BRIEF: Lines of the material that include the word "face" are to be counted; only their number should be given.

━━━━━━━━━━━━━━━━

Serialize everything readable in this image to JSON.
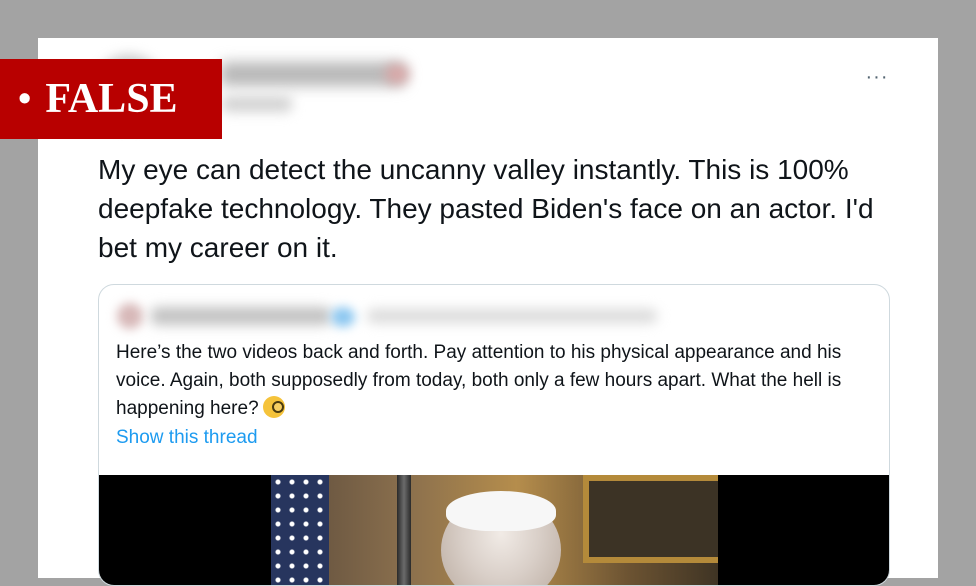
{
  "badge": {
    "label": "FALSE",
    "bullet": "•"
  },
  "tweet": {
    "text": "My eye can detect the uncanny valley instantly. This is 100% deepfake technology. They pasted Biden's face on an actor. I'd bet my career on it.",
    "more_icon": "···"
  },
  "quoted": {
    "text": "Here’s the two videos back and forth.  Pay attention to his physical appearance and his voice. Again, both supposedly from today,  both only a few hours apart. What the hell is happening here?",
    "emoji": "face-with-monocle-icon",
    "show_thread": "Show this thread"
  },
  "colors": {
    "badge_bg": "#b80000",
    "link": "#1d9bf0",
    "text": "#0f1419",
    "page_bg": "#a3a3a3"
  }
}
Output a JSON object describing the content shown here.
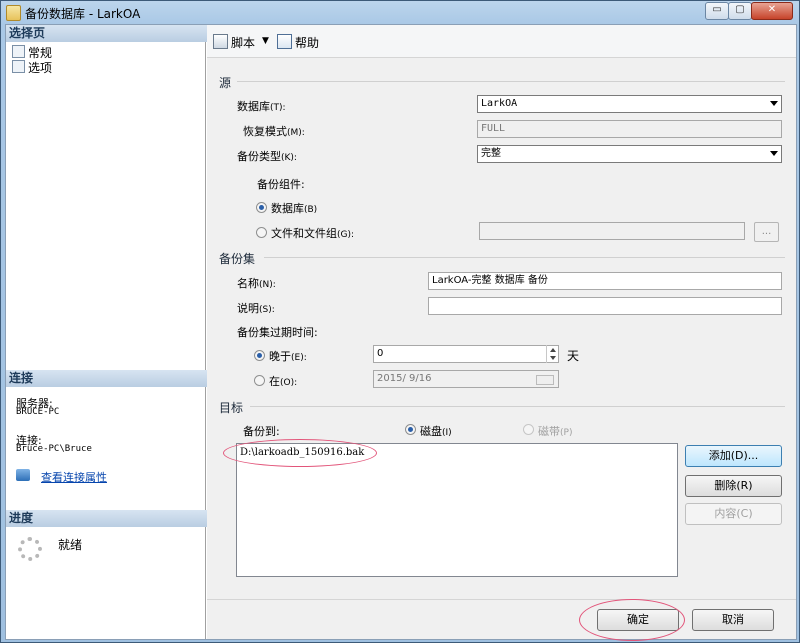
{
  "window": {
    "title": "备份数据库 - LarkOA",
    "min_glyph": "▭",
    "max_glyph": "▢",
    "close_glyph": "✕"
  },
  "left": {
    "select_page_header": "选择页",
    "pages": [
      "常规",
      "选项"
    ],
    "connection_header": "连接",
    "server_label": "服务器:",
    "server_value": "BRUCE-PC",
    "connection_label": "连接:",
    "connection_value": "Bruce-PC\\Bruce",
    "view_props_link": "查看连接属性",
    "progress_header": "进度",
    "progress_status": "就绪"
  },
  "toolbar": {
    "script_label": "脚本",
    "help_label": "帮助"
  },
  "source": {
    "group_label": "源",
    "database_label": "数据库",
    "database_key": "(T):",
    "database_value": "LarkOA",
    "recovery_label": "恢复模式",
    "recovery_key": "(M):",
    "recovery_value": "FULL",
    "backup_type_label": "备份类型",
    "backup_type_key": "(K):",
    "backup_type_value": "完整",
    "component_label": "备份组件:",
    "radio_database": "数据库",
    "radio_database_key": "(B)",
    "radio_files": "文件和文件组",
    "radio_files_key": "(G):",
    "browse_glyph": "..."
  },
  "backupset": {
    "group_label": "备份集",
    "name_label": "名称",
    "name_key": "(N):",
    "name_value": "LarkOA-完整 数据库 备份",
    "desc_label": "说明",
    "desc_key": "(S):",
    "desc_value": "",
    "expire_label": "备份集过期时间:",
    "after_label": "晚于",
    "after_key": "(E):",
    "after_value": "0",
    "after_unit": "天",
    "on_label": "在",
    "on_key": "(O):",
    "on_value": "2015/ 9/16"
  },
  "destination": {
    "group_label": "目标",
    "backup_to_label": "备份到:",
    "disk_label": "磁盘",
    "disk_key": "(I)",
    "tape_label": "磁带",
    "tape_key": "(P)",
    "files": [
      "D:\\larkoadb_150916.bak"
    ],
    "add_button": "添加(D)...",
    "remove_button": "删除(R)",
    "contents_button": "内容(C)"
  },
  "footer": {
    "ok_button": "确定",
    "cancel_button": "取消"
  },
  "colors": {
    "highlight_ellipse": "#e2557a",
    "link": "#0645ad"
  }
}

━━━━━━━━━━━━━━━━

RESPONSE BOX: 2